The Ministry for Primary Industries says the new machine has the potential to improve biosecurity and passenger flow at the airport.
The machine will target small bags, rather than suitcases, says MPI Detector Technology Manager Brett Hickman. "This is an area that has the highest risk of bringing fruit fly into the country. Our stats show nearly 90% of seizures of fruit fly host materials are from hand baggage."
MPI biosecurity staff have started directing selected passengers to the new unit during arrival peak times in the morning and evening.
"We have effectively added another lane to the biosecurity area, which speeds up waiting times for passengers."
Hickman says the machine is the most technically advanced X-ray unit operated by MPI, making it easier for operators to detect risk items. "It produces very high quality images.
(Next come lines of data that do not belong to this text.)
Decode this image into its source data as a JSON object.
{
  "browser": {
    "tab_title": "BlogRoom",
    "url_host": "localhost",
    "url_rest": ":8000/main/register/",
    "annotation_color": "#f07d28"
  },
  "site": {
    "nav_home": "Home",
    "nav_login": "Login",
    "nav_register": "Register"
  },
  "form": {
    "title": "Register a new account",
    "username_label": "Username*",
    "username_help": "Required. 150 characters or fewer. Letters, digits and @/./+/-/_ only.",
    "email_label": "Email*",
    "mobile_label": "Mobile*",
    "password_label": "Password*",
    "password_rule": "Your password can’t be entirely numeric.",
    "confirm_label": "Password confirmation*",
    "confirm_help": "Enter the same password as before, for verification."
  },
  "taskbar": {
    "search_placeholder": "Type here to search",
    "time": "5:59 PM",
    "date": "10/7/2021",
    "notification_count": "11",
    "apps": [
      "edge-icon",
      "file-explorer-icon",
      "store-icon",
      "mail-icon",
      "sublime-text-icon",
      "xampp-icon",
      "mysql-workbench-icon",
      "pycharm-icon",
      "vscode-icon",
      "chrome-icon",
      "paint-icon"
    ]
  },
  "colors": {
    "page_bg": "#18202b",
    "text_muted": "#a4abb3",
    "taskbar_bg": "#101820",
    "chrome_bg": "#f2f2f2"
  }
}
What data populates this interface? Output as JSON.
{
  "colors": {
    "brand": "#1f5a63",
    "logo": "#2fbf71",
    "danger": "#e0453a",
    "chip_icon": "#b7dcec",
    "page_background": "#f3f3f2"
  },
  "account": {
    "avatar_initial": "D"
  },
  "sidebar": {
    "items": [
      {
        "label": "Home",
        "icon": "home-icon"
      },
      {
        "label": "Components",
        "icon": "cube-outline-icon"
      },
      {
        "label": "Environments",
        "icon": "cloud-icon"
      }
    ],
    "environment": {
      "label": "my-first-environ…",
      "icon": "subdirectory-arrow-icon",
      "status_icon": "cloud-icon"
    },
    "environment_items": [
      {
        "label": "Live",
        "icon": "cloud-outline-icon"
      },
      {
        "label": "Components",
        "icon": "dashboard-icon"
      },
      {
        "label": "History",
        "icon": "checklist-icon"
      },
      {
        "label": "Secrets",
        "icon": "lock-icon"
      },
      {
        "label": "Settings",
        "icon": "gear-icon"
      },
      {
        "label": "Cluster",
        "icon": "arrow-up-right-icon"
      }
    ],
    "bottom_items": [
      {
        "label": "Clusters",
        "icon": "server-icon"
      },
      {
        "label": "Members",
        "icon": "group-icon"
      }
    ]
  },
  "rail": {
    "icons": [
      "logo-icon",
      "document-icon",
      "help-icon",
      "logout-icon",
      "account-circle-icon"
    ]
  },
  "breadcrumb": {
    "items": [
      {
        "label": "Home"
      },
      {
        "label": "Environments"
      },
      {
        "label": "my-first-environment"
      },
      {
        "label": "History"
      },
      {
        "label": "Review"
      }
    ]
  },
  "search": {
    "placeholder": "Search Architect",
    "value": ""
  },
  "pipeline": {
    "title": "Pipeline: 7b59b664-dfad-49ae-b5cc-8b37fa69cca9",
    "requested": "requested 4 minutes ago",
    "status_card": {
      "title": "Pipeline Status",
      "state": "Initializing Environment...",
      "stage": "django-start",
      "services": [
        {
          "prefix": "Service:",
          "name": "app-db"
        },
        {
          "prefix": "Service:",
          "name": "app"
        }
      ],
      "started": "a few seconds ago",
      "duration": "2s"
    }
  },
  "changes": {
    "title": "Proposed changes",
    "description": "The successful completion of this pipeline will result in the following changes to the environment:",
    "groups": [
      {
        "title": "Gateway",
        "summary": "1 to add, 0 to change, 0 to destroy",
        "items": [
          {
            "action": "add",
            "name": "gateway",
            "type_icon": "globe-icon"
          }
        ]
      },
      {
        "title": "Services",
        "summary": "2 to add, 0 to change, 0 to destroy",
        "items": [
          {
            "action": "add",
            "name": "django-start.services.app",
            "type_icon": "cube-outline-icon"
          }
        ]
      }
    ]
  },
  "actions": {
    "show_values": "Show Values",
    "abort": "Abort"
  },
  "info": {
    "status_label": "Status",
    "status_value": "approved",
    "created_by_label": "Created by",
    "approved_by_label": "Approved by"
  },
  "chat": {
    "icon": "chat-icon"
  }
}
It also provides a side and a top view of baggage instead of just a single view.”
He says X-ray screening of baggage plays an important role in preventing unwanted pests and diseases from entering New Zealand. "It is part of a layered approach to managing risk that includes detector dogs and careful risk assessment based on intelligence and passenger profiling."
MPI currently owns and operates 28 fixed X-ray units for baggage scanning at international airports, military bases and the Auckland International Mail Centre.
It also operates three mobile machines used mainly to screen bags carried by cruise ship passengers.